• Brief:
Check every line of the data below for the word "JSON" and say how many have it, without further comment.

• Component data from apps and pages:
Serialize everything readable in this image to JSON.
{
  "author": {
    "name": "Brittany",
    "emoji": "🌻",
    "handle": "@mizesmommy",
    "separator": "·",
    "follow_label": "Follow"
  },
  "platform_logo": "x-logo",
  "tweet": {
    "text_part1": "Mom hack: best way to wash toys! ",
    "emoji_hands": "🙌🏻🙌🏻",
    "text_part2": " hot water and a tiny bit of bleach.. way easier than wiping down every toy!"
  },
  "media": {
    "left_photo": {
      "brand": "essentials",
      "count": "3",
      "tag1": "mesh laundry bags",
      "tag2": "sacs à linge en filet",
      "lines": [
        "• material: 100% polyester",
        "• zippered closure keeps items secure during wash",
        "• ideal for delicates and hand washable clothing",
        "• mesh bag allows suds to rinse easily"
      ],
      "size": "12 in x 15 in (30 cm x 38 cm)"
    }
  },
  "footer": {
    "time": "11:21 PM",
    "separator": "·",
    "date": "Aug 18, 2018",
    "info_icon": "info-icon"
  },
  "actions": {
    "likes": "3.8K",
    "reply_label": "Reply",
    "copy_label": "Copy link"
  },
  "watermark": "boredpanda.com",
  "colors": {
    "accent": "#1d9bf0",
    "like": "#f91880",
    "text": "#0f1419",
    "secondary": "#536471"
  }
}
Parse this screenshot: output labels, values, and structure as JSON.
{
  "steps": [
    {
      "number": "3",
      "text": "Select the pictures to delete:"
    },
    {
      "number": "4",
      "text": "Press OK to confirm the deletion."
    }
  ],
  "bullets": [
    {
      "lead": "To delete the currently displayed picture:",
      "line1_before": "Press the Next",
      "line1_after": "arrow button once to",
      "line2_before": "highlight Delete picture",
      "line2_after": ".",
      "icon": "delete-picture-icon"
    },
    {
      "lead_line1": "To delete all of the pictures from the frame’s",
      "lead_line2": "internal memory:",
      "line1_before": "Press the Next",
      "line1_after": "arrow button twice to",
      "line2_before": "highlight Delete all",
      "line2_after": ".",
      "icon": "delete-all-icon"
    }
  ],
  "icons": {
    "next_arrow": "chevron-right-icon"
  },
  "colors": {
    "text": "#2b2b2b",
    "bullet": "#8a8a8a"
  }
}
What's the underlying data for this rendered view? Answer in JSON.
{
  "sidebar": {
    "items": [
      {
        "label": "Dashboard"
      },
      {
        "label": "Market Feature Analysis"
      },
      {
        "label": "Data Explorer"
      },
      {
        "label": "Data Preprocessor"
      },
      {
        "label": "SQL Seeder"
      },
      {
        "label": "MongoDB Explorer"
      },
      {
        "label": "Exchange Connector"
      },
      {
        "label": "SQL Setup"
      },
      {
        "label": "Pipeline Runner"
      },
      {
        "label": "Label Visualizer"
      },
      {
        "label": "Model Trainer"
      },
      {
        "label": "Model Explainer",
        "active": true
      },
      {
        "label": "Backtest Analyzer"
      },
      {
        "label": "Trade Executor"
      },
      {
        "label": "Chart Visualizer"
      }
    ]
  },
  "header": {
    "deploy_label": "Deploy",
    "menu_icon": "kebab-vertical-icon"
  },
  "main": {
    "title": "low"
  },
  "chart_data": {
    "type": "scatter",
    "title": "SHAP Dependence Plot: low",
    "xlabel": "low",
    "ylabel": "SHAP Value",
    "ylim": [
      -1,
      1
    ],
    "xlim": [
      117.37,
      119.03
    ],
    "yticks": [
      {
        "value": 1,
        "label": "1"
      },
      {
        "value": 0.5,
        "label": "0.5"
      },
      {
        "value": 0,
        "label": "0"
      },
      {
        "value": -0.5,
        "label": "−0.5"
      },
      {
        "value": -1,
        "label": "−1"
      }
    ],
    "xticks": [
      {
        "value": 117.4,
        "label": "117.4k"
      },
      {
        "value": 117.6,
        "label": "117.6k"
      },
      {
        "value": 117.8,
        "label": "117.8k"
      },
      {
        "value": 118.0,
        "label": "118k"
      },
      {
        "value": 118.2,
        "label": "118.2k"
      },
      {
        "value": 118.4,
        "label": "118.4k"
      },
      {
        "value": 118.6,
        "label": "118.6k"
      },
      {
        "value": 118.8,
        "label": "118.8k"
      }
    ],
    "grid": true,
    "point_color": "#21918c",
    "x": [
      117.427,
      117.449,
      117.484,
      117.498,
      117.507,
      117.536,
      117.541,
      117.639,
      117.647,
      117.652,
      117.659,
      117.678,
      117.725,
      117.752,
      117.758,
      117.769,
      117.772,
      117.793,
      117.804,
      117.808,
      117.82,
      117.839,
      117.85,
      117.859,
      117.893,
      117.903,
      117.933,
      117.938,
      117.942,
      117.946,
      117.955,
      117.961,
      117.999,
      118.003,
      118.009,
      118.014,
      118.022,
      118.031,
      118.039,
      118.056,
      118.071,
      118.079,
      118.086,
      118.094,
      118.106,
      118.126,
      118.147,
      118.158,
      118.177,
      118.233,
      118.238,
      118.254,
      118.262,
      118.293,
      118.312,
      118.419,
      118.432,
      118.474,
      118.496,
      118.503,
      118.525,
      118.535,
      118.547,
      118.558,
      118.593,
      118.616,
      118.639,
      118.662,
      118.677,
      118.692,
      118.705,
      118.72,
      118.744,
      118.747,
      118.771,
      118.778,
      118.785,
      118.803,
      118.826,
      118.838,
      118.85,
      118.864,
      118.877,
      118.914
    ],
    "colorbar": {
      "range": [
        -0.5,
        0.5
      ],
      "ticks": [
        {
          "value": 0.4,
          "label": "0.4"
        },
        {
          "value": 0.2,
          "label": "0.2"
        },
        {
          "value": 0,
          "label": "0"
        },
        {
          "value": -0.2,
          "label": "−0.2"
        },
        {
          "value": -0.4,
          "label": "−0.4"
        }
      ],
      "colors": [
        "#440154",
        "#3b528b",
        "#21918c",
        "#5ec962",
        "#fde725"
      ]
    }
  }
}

• Finished task:
3